### Problem description
Every line of the data below should be retyped exactly, with no images carried over.
+++
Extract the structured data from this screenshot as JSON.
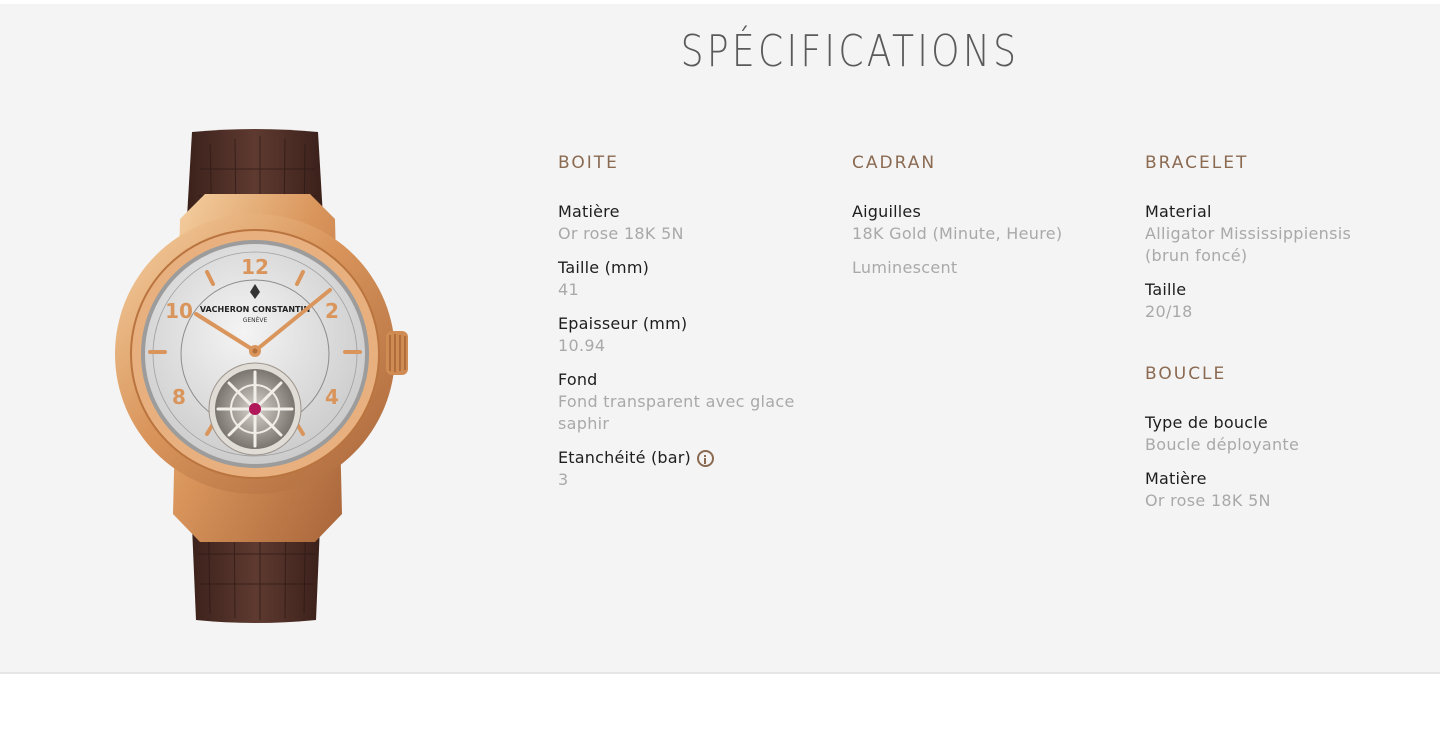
{
  "title": "SPÉCIFICATIONS",
  "watch_image": {
    "brand_text": "VACHERON CONSTANTIN",
    "city_text": "GENÈVE"
  },
  "colors": {
    "accent": "#8b6a52",
    "panel_bg": "#f4f4f4",
    "label": "#1e1e1e",
    "value": "#a9a9a9"
  },
  "boite": {
    "heading": "BOITE",
    "items": [
      {
        "label": "Matière",
        "value": "Or rose 18K 5N"
      },
      {
        "label": "Taille (mm)",
        "value": "41"
      },
      {
        "label": "Epaisseur (mm)",
        "value": "10.94"
      },
      {
        "label": "Fond",
        "value": "Fond transparent avec glace saphir"
      },
      {
        "label": "Etanchéité (bar)",
        "value": "3",
        "icon": "info-icon"
      }
    ]
  },
  "cadran": {
    "heading": "CADRAN",
    "items": [
      {
        "label": "Aiguilles",
        "value": "18K Gold (Minute, Heure)",
        "value2": "Luminescent"
      }
    ]
  },
  "bracelet": {
    "heading": "BRACELET",
    "items": [
      {
        "label": "Material",
        "value": "Alligator Mississippiensis (brun foncé)"
      },
      {
        "label": "Taille",
        "value": "20/18"
      }
    ]
  },
  "boucle": {
    "heading": "BOUCLE",
    "items": [
      {
        "label": "Type de boucle",
        "value": "Boucle déployante"
      },
      {
        "label": "Matière",
        "value": "Or rose 18K 5N"
      }
    ]
  }
}
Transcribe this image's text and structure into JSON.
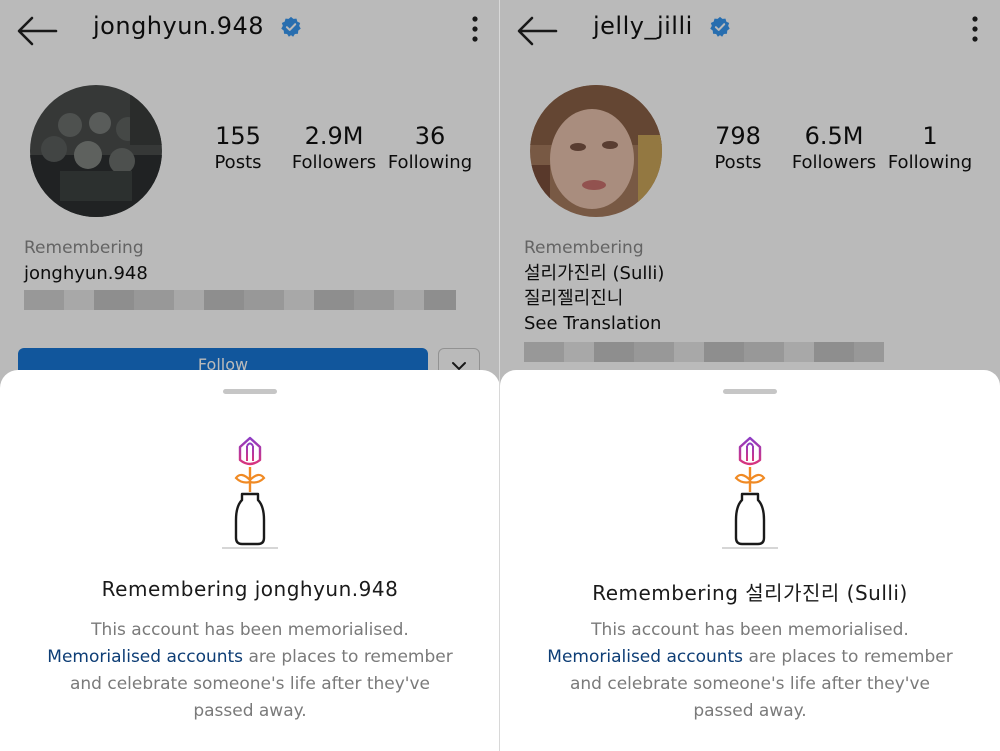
{
  "left": {
    "username": "jonghyun.948",
    "stats": [
      {
        "value": "155",
        "label": "Posts"
      },
      {
        "value": "2.9M",
        "label": "Followers"
      },
      {
        "value": "36",
        "label": "Following"
      }
    ],
    "bio": {
      "remembering": "Remembering",
      "lines": [
        "jonghyun.948"
      ]
    },
    "follow_button": "Follow",
    "sheet": {
      "title": "Remembering jonghyun.948",
      "line1": "This account has been memorialised.",
      "link": "Memorialised accounts",
      "line2_rest": " are places to remember",
      "line3": "and celebrate someone's life after they've",
      "line4": "passed away."
    }
  },
  "right": {
    "username": "jelly_jilli",
    "stats": [
      {
        "value": "798",
        "label": "Posts"
      },
      {
        "value": "6.5M",
        "label": "Followers"
      },
      {
        "value": "1",
        "label": "Following"
      }
    ],
    "bio": {
      "remembering": "Remembering",
      "lines": [
        "설리가진리 (Sulli)",
        "질리젤리진니"
      ],
      "see_translation": "See Translation"
    },
    "sheet": {
      "title": "Remembering 설리가진리 (Sulli)",
      "line1": "This account has been memorialised.",
      "link": "Memorialised accounts",
      "line2_rest": " are places to remember",
      "line3": "and celebrate someone's life after they've",
      "line4": "passed away."
    }
  },
  "icons": {
    "back": "back-arrow-icon",
    "verified": "verified-badge-icon",
    "more": "more-options-icon",
    "flower": "memorial-flower-vase-icon",
    "chevron": "chevron-down-icon"
  },
  "colors": {
    "follow_blue": "#1877d6",
    "verified_blue": "#3897f0",
    "link_navy": "#0d3d75",
    "flower_purple": "#9b3fb5",
    "flower_orange": "#f08a24"
  }
}
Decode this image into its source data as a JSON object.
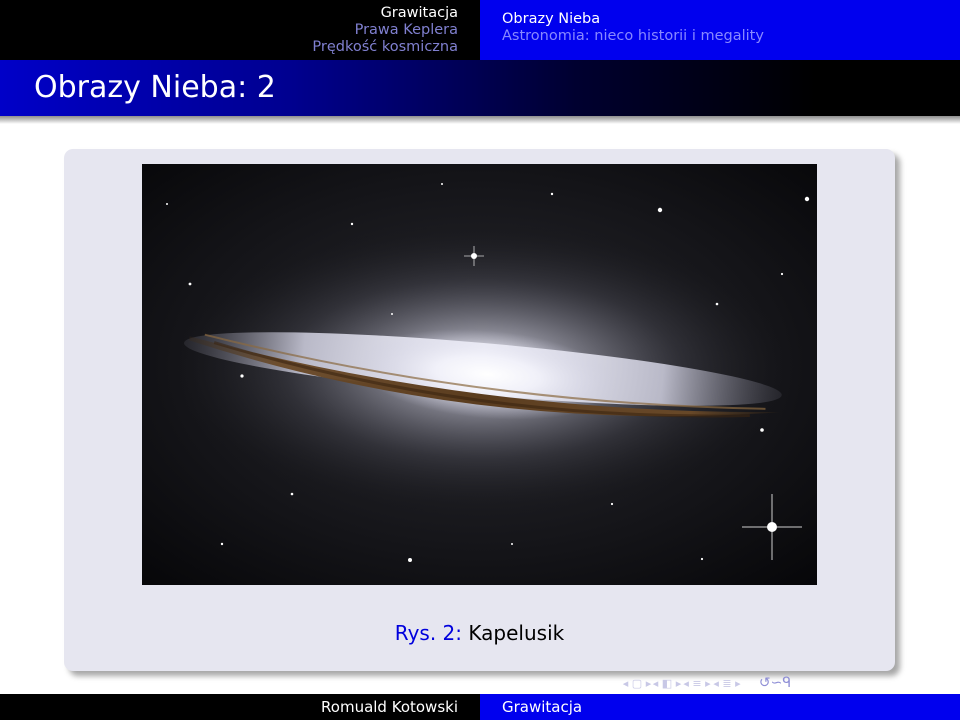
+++
### Answer box
Extract the structured data from this screenshot as JSON.
{
  "title": "SPÉCIFICATIONS",
  "watch_image": {
    "brand_text": "VACHERON CONSTANTIN",
    "city_text": "GENÈVE"
  },
  "colors": {
    "accent": "#8b6a52",
    "panel_bg": "#f4f4f4",
    "label": "#1e1e1e",
    "value": "#a9a9a9"
  },
  "boite": {
    "heading": "BOITE",
    "items": [
      {
        "label": "Matière",
        "value": "Or rose 18K 5N"
      },
      {
        "label": "Taille (mm)",
        "value": "41"
      },
      {
        "label": "Epaisseur (mm)",
        "value": "10.94"
      },
      {
        "label": "Fond",
        "value": "Fond transparent avec glace saphir"
      },
      {
        "label": "Etanchéité (bar)",
        "value": "3",
        "icon": "info-icon"
      }
    ]
  },
  "cadran": {
    "heading": "CADRAN",
    "items": [
      {
        "label": "Aiguilles",
        "value": "18K Gold (Minute, Heure)",
        "value2": "Luminescent"
      }
    ]
  },
  "bracelet": {
    "heading": "BRACELET",
    "items": [
      {
        "label": "Material",
        "value": "Alligator Mississippiensis (brun foncé)"
      },
      {
        "label": "Taille",
        "value": "20/18"
      }
    ]
  },
  "boucle": {
    "heading": "BOUCLE",
    "items": [
      {
        "label": "Type de boucle",
        "value": "Boucle déployante"
      },
      {
        "label": "Matière",
        "value": "Or rose 18K 5N"
      }
    ]
  }
}
Transcribe this image's text and structure into JSON.
{
  "left": {
    "username": "jonghyun.948",
    "stats": [
      {
        "value": "155",
        "label": "Posts"
      },
      {
        "value": "2.9M",
        "label": "Followers"
      },
      {
        "value": "36",
        "label": "Following"
      }
    ],
    "bio": {
      "remembering": "Remembering",
      "lines": [
        "jonghyun.948"
      ]
    },
    "follow_button": "Follow",
    "sheet": {
      "title": "Remembering jonghyun.948",
      "line1": "This account has been memorialised.",
      "link": "Memorialised accounts",
      "line2_rest": " are places to remember",
      "line3": "and celebrate someone's life after they've",
      "line4": "passed away."
    }
  },
  "right": {
    "username": "jelly_jilli",
    "stats": [
      {
        "value": "798",
        "label": "Posts"
      },
      {
        "value": "6.5M",
        "label": "Followers"
      },
      {
        "value": "1",
        "label": "Following"
      }
    ],
    "bio": {
      "remembering": "Remembering",
      "lines": [
        "설리가진리 (Sulli)",
        "질리젤리진니"
      ],
      "see_translation": "See Translation"
    },
    "sheet": {
      "title": "Remembering 설리가진리 (Sulli)",
      "line1": "This account has been memorialised.",
      "link": "Memorialised accounts",
      "line2_rest": " are places to remember",
      "line3": "and celebrate someone's life after they've",
      "line4": "passed away."
    }
  },
  "icons": {
    "back": "back-arrow-icon",
    "verified": "verified-badge-icon",
    "more": "more-options-icon",
    "flower": "memorial-flower-vase-icon",
    "chevron": "chevron-down-icon"
  },
  "colors": {
    "follow_blue": "#1877d6",
    "verified_blue": "#3897f0",
    "link_navy": "#0d3d75",
    "flower_purple": "#9b3fb5",
    "flower_orange": "#f08a24"
  }
}
Decode this image into its source data as a JSON object.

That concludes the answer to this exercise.